● Work required
The word "file" turns up on some lines of this data; say how many, and give no other text.

Exercise input below:

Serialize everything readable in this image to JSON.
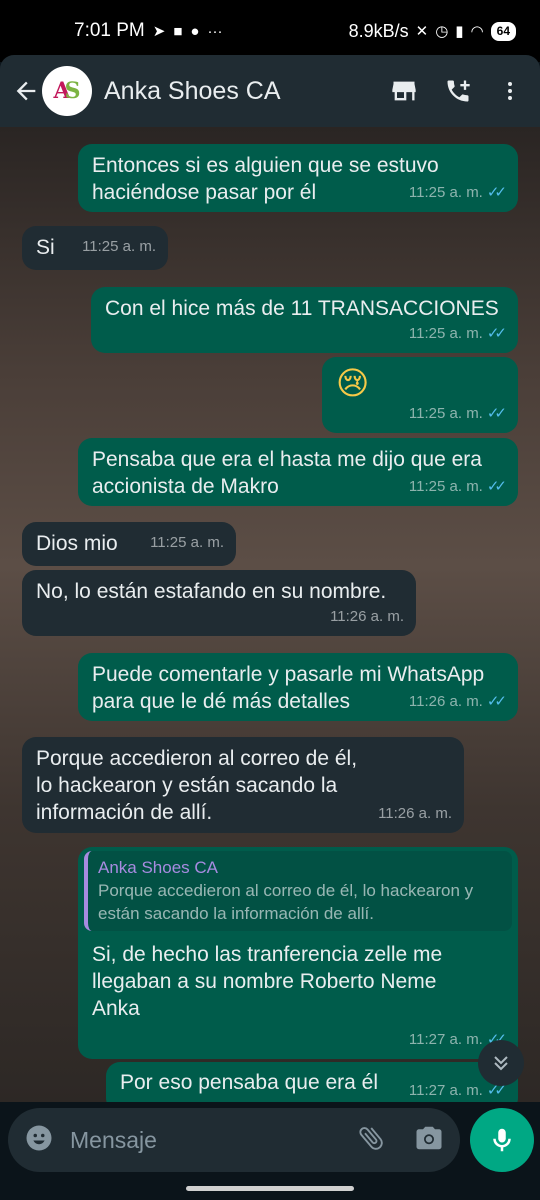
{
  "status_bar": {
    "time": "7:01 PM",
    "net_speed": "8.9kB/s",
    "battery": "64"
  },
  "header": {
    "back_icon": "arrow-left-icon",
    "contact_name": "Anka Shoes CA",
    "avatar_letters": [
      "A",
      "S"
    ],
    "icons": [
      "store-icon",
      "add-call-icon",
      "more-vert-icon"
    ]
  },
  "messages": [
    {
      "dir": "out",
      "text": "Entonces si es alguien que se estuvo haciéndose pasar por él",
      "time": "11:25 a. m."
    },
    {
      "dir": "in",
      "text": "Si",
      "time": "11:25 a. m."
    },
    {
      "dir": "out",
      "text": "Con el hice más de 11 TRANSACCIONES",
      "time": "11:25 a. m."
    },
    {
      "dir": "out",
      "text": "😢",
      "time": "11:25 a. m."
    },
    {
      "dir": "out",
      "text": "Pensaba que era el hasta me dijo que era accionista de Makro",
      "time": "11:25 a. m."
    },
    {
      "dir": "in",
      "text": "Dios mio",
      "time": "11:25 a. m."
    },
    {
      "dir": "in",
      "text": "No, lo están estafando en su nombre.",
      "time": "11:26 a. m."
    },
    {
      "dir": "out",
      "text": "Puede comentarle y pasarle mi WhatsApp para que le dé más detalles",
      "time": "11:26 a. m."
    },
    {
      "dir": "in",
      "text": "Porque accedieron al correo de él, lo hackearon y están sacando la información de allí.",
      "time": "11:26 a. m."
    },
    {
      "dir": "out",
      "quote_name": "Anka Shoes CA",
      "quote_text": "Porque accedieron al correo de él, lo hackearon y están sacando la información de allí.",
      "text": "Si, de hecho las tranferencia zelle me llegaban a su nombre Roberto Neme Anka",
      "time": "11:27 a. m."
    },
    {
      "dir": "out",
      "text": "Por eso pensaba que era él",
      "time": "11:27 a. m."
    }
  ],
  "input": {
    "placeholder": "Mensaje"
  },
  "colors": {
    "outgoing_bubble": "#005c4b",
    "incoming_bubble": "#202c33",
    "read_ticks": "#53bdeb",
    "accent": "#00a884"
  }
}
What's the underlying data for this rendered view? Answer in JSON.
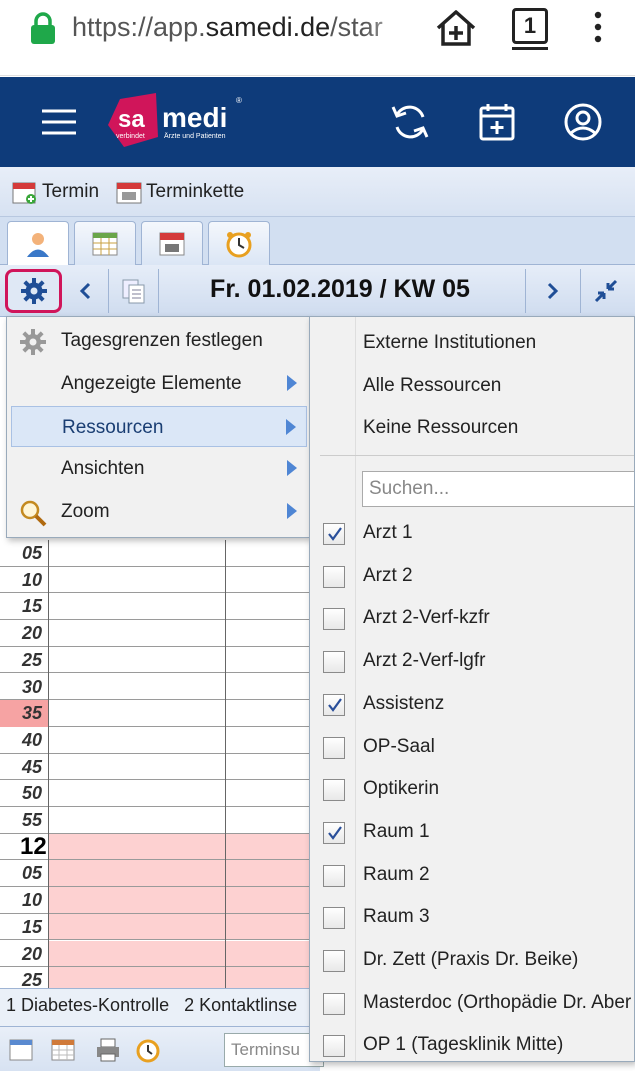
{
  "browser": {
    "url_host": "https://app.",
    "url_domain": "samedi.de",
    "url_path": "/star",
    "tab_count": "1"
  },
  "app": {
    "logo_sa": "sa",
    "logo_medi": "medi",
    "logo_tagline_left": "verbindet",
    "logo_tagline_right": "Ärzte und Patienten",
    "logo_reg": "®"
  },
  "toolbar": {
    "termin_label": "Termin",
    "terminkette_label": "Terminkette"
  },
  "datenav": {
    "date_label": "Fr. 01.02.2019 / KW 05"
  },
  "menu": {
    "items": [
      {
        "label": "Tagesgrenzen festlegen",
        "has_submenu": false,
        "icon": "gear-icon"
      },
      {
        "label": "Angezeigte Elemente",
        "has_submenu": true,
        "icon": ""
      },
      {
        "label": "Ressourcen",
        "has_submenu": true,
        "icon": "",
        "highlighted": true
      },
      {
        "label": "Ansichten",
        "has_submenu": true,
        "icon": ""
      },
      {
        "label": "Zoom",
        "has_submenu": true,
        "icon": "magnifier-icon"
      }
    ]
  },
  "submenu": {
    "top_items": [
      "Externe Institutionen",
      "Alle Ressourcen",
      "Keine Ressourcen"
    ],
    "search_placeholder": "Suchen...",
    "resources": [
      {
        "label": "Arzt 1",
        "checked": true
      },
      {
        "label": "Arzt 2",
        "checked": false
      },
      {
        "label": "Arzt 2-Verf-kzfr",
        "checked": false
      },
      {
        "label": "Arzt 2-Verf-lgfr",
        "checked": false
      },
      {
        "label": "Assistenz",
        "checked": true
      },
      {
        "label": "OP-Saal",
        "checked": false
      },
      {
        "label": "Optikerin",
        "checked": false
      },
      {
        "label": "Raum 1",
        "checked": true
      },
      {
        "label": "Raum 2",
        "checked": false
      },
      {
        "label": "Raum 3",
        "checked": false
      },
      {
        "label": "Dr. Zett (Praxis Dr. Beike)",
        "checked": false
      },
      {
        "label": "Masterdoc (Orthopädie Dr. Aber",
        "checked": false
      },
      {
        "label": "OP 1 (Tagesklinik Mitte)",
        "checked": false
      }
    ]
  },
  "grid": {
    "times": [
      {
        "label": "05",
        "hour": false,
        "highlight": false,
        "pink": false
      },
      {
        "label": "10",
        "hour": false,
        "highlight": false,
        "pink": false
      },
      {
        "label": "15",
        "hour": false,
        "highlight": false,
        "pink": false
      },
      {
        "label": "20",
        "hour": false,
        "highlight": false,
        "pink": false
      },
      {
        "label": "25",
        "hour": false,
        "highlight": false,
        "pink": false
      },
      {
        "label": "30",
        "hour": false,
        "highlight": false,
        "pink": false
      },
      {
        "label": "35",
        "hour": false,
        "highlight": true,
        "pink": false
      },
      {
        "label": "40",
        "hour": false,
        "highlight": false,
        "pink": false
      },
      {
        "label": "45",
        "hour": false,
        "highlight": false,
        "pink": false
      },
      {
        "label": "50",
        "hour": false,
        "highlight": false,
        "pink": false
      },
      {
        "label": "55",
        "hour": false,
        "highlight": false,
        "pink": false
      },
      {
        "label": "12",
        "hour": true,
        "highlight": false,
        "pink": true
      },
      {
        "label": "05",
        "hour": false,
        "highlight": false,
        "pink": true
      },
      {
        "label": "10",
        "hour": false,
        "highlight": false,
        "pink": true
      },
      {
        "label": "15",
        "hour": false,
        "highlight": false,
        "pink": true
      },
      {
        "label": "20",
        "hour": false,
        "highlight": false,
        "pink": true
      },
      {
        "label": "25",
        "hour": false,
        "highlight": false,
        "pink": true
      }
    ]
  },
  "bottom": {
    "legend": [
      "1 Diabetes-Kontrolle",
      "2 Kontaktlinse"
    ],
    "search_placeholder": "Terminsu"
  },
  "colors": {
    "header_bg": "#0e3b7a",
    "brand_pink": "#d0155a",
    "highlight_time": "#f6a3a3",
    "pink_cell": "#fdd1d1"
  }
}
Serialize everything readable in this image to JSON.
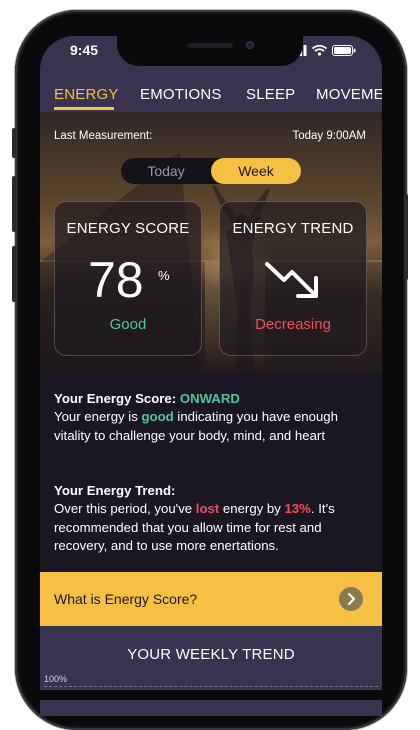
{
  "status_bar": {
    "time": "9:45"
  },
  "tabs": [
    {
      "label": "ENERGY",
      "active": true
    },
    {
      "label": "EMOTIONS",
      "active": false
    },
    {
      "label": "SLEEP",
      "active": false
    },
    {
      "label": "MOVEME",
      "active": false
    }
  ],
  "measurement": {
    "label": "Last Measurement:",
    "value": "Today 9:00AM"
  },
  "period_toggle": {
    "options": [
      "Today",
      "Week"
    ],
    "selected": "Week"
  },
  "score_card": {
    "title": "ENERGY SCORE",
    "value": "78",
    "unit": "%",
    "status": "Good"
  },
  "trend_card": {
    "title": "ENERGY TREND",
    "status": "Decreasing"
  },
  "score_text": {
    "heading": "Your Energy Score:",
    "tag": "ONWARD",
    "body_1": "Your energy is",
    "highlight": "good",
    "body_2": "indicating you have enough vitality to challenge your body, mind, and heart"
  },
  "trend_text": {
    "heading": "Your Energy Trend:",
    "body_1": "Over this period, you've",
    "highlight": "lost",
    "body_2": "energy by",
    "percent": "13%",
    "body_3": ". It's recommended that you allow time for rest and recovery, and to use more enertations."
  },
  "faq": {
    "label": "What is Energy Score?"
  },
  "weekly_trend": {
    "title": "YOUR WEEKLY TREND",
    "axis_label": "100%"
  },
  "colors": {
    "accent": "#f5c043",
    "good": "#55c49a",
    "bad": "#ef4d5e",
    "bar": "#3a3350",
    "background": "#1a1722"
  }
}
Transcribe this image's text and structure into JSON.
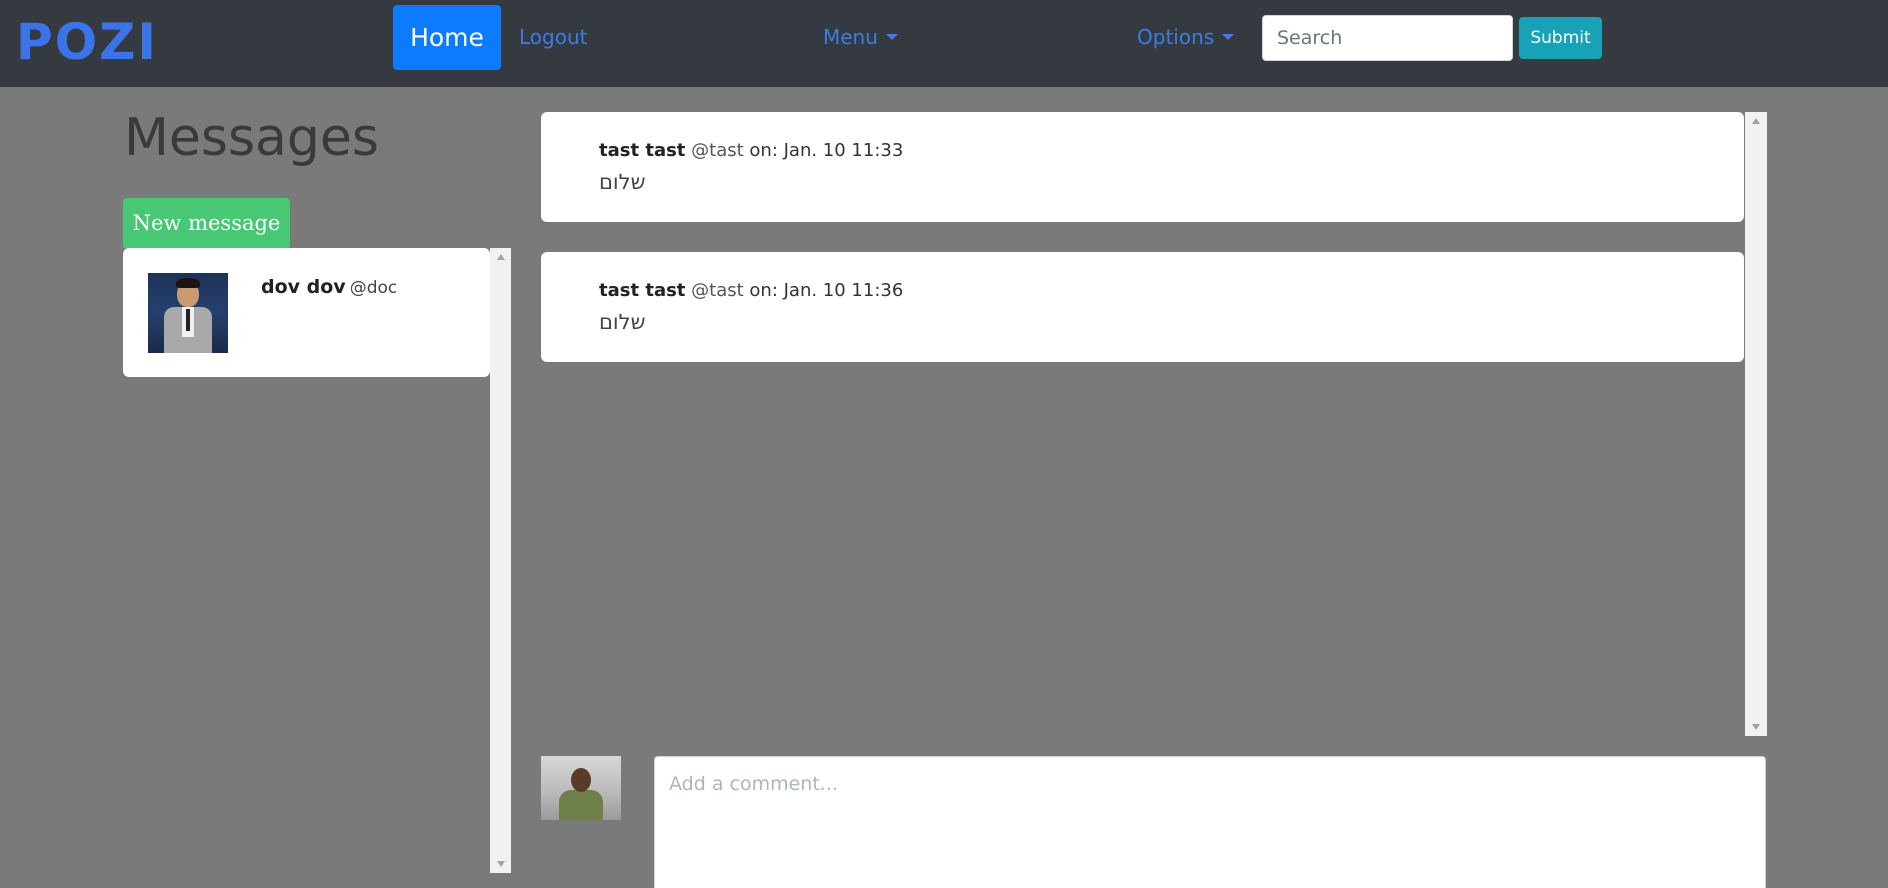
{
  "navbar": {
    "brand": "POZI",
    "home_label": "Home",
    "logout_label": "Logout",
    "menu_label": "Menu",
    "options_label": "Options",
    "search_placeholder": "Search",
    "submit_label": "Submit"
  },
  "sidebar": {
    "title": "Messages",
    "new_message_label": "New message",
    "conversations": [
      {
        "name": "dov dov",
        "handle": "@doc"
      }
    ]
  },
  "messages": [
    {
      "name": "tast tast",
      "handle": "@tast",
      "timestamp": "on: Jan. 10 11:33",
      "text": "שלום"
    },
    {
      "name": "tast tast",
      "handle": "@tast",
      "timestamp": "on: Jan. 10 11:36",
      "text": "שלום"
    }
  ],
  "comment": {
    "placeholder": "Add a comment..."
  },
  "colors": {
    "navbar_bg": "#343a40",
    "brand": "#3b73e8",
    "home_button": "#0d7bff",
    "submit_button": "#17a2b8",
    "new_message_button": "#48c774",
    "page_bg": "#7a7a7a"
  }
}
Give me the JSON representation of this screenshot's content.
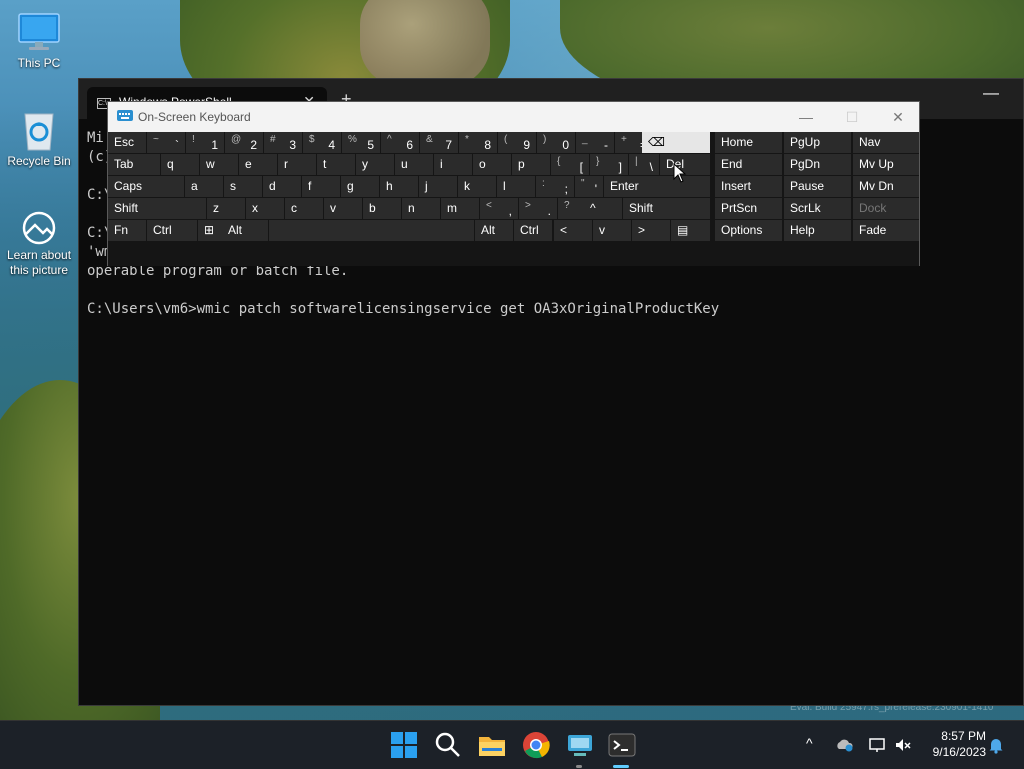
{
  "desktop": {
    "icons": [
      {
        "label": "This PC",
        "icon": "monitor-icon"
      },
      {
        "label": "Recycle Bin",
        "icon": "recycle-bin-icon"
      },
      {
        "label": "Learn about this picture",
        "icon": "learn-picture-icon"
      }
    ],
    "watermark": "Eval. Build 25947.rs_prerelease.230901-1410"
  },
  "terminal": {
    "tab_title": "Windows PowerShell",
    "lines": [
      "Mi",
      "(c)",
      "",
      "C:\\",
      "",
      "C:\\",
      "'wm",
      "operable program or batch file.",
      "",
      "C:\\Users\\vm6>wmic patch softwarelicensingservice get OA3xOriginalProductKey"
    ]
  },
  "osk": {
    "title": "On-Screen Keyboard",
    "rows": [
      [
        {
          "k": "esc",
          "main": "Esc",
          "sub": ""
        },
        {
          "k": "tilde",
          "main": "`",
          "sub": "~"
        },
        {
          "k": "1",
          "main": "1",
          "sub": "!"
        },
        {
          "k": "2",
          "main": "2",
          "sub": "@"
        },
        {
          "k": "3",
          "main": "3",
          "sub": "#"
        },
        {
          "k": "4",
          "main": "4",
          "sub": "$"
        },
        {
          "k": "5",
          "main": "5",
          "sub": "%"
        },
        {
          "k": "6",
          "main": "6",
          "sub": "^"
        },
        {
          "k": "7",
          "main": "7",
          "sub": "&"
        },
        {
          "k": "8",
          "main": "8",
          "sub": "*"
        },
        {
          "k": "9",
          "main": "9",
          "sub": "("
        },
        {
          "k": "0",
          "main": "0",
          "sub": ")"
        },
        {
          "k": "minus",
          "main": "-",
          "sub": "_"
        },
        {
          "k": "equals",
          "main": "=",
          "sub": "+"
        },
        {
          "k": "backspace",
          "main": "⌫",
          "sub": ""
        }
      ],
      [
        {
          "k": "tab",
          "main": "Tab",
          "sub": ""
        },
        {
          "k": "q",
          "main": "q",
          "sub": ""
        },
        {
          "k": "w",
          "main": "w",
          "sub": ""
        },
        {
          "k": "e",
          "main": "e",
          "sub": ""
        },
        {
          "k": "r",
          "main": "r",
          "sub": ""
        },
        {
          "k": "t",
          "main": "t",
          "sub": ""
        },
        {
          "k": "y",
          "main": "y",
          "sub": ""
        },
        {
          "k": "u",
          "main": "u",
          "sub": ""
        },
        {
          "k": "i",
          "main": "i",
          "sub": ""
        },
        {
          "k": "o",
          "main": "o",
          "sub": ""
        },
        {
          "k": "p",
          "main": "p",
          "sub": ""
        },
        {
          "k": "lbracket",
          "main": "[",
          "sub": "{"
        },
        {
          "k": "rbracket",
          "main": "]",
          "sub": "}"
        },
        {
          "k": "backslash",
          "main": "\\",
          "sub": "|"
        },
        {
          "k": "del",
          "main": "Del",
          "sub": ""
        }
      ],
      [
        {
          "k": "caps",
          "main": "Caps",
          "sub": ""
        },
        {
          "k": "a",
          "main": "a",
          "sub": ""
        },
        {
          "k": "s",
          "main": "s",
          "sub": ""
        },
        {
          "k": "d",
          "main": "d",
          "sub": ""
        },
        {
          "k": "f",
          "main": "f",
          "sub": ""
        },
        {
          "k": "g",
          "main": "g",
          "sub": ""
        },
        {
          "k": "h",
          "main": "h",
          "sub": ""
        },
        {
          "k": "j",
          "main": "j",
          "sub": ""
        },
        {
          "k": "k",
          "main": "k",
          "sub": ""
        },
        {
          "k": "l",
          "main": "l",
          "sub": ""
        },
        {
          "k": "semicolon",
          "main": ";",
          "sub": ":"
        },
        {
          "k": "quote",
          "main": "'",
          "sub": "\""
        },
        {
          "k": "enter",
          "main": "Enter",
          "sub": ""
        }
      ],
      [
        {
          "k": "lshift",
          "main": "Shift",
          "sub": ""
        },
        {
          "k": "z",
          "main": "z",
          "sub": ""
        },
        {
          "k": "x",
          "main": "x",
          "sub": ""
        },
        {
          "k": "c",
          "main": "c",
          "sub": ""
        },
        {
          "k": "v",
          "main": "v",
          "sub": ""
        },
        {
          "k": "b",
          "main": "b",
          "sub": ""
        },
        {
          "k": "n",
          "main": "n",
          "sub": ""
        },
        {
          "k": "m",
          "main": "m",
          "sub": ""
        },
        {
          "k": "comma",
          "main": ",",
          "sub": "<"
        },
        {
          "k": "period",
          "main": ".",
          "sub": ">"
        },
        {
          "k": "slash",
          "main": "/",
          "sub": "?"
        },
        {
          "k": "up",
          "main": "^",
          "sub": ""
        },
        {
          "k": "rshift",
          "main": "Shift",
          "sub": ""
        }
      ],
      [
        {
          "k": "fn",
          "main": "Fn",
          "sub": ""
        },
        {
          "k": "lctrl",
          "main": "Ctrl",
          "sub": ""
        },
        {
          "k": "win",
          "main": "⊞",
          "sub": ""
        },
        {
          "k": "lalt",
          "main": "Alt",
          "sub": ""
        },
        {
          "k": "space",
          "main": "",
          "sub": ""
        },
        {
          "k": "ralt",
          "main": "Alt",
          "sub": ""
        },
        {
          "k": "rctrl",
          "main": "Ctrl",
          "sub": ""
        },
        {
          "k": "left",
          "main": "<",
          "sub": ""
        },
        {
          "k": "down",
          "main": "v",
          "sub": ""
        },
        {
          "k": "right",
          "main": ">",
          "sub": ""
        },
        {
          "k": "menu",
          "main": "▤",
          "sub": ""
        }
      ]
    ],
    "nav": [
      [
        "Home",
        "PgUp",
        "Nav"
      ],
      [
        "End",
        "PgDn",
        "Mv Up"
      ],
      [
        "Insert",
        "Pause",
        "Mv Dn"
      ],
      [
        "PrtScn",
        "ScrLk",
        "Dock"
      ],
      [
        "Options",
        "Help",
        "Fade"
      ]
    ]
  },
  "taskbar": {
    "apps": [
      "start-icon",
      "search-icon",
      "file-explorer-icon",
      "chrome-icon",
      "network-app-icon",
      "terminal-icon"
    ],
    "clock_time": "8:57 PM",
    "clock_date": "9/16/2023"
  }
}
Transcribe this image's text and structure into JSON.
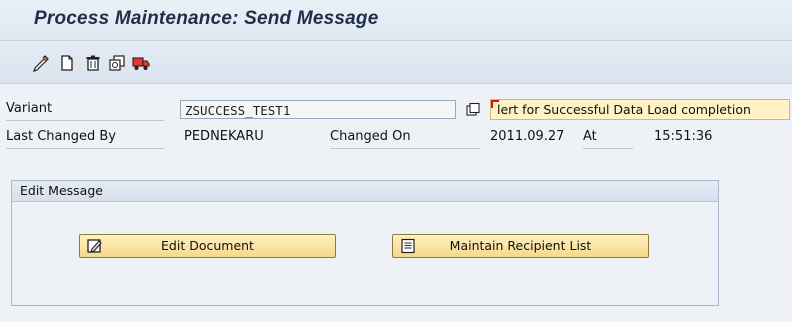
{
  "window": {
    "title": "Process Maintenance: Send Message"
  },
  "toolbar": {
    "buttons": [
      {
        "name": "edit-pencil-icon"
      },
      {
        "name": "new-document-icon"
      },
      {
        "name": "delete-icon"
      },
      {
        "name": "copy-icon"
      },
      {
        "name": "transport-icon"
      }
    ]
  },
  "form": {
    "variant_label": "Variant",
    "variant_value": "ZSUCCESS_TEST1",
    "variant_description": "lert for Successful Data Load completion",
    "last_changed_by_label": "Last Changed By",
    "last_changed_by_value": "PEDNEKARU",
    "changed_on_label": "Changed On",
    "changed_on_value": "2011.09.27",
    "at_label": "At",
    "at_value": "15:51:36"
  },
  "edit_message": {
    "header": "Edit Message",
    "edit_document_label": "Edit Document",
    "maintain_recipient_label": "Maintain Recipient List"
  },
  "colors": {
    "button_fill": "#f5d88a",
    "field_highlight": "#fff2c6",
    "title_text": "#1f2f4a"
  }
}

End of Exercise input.

● Answer section
2